→ **Exercise directions**
Omit the pictures while printing every entry below exactly as given.

─── Supplied entries ───

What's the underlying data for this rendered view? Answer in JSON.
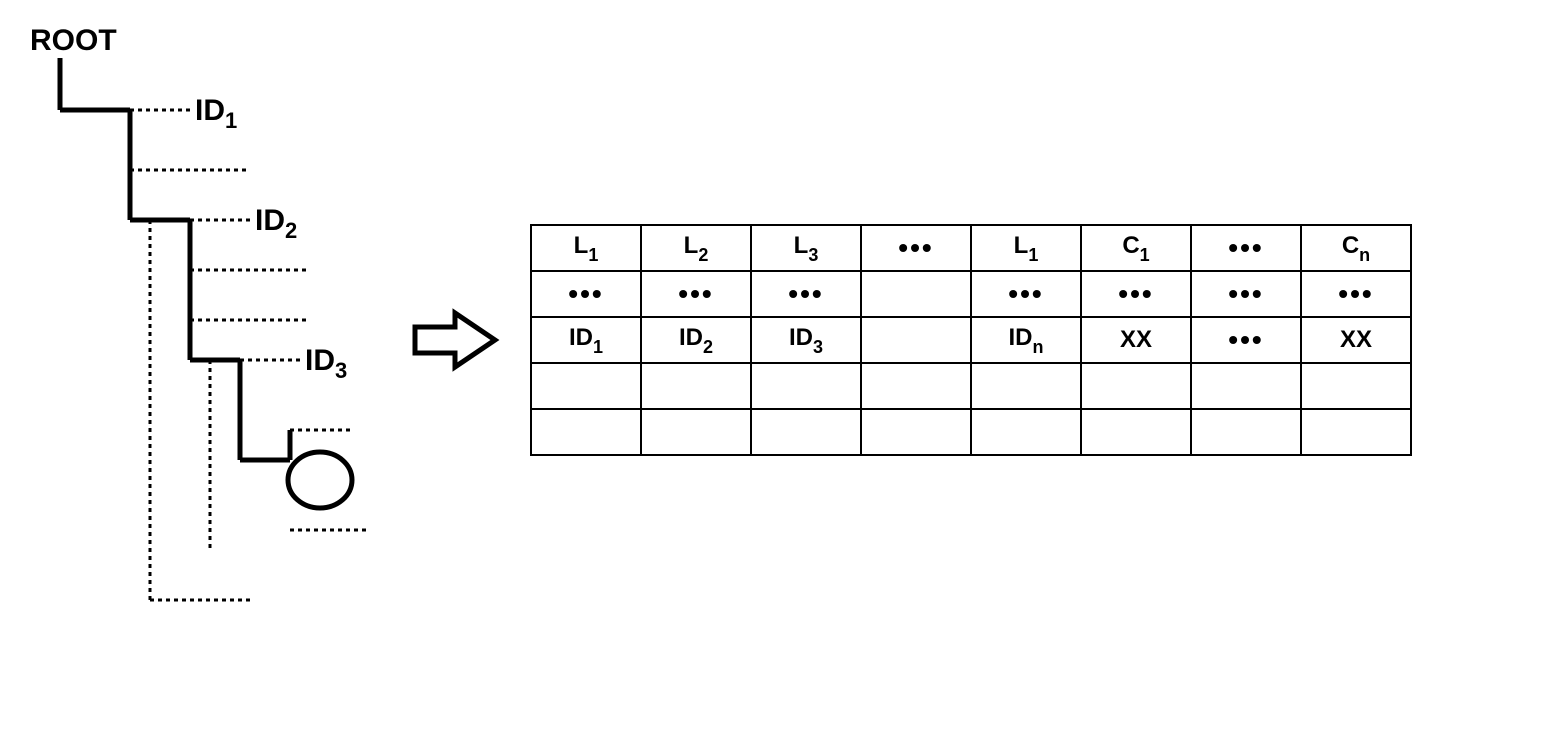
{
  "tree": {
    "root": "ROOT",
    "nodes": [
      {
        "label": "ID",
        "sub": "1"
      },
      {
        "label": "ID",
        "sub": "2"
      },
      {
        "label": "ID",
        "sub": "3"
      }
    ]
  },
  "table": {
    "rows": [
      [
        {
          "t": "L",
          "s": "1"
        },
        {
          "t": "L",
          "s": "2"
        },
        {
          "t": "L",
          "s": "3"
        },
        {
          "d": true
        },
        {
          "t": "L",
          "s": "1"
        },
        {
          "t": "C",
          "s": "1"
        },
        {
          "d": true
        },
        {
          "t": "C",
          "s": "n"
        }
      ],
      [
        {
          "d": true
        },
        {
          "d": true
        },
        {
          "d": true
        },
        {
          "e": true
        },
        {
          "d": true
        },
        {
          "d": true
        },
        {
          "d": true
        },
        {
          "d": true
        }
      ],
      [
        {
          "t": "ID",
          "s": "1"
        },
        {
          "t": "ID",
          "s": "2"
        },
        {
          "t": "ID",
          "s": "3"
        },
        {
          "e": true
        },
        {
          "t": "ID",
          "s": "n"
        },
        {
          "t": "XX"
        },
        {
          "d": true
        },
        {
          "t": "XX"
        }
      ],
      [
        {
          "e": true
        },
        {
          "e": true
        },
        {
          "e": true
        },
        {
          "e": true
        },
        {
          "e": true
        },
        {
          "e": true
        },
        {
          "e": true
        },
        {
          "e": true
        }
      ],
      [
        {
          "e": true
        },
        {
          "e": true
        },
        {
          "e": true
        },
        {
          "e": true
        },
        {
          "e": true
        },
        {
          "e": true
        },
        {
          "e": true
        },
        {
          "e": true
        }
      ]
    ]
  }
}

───

→ **Response box**
What's the underlying data for this rendered view? Answer in JSON.
{
  "tree": {
    "root": "ROOT",
    "nodes": [
      {
        "label": "ID",
        "sub": "1"
      },
      {
        "label": "ID",
        "sub": "2"
      },
      {
        "label": "ID",
        "sub": "3"
      }
    ]
  },
  "table": {
    "rows": [
      [
        {
          "t": "L",
          "s": "1"
        },
        {
          "t": "L",
          "s": "2"
        },
        {
          "t": "L",
          "s": "3"
        },
        {
          "d": true
        },
        {
          "t": "L",
          "s": "1"
        },
        {
          "t": "C",
          "s": "1"
        },
        {
          "d": true
        },
        {
          "t": "C",
          "s": "n"
        }
      ],
      [
        {
          "d": true
        },
        {
          "d": true
        },
        {
          "d": true
        },
        {
          "e": true
        },
        {
          "d": true
        },
        {
          "d": true
        },
        {
          "d": true
        },
        {
          "d": true
        }
      ],
      [
        {
          "t": "ID",
          "s": "1"
        },
        {
          "t": "ID",
          "s": "2"
        },
        {
          "t": "ID",
          "s": "3"
        },
        {
          "e": true
        },
        {
          "t": "ID",
          "s": "n"
        },
        {
          "t": "XX"
        },
        {
          "d": true
        },
        {
          "t": "XX"
        }
      ],
      [
        {
          "e": true
        },
        {
          "e": true
        },
        {
          "e": true
        },
        {
          "e": true
        },
        {
          "e": true
        },
        {
          "e": true
        },
        {
          "e": true
        },
        {
          "e": true
        }
      ],
      [
        {
          "e": true
        },
        {
          "e": true
        },
        {
          "e": true
        },
        {
          "e": true
        },
        {
          "e": true
        },
        {
          "e": true
        },
        {
          "e": true
        },
        {
          "e": true
        }
      ]
    ]
  }
}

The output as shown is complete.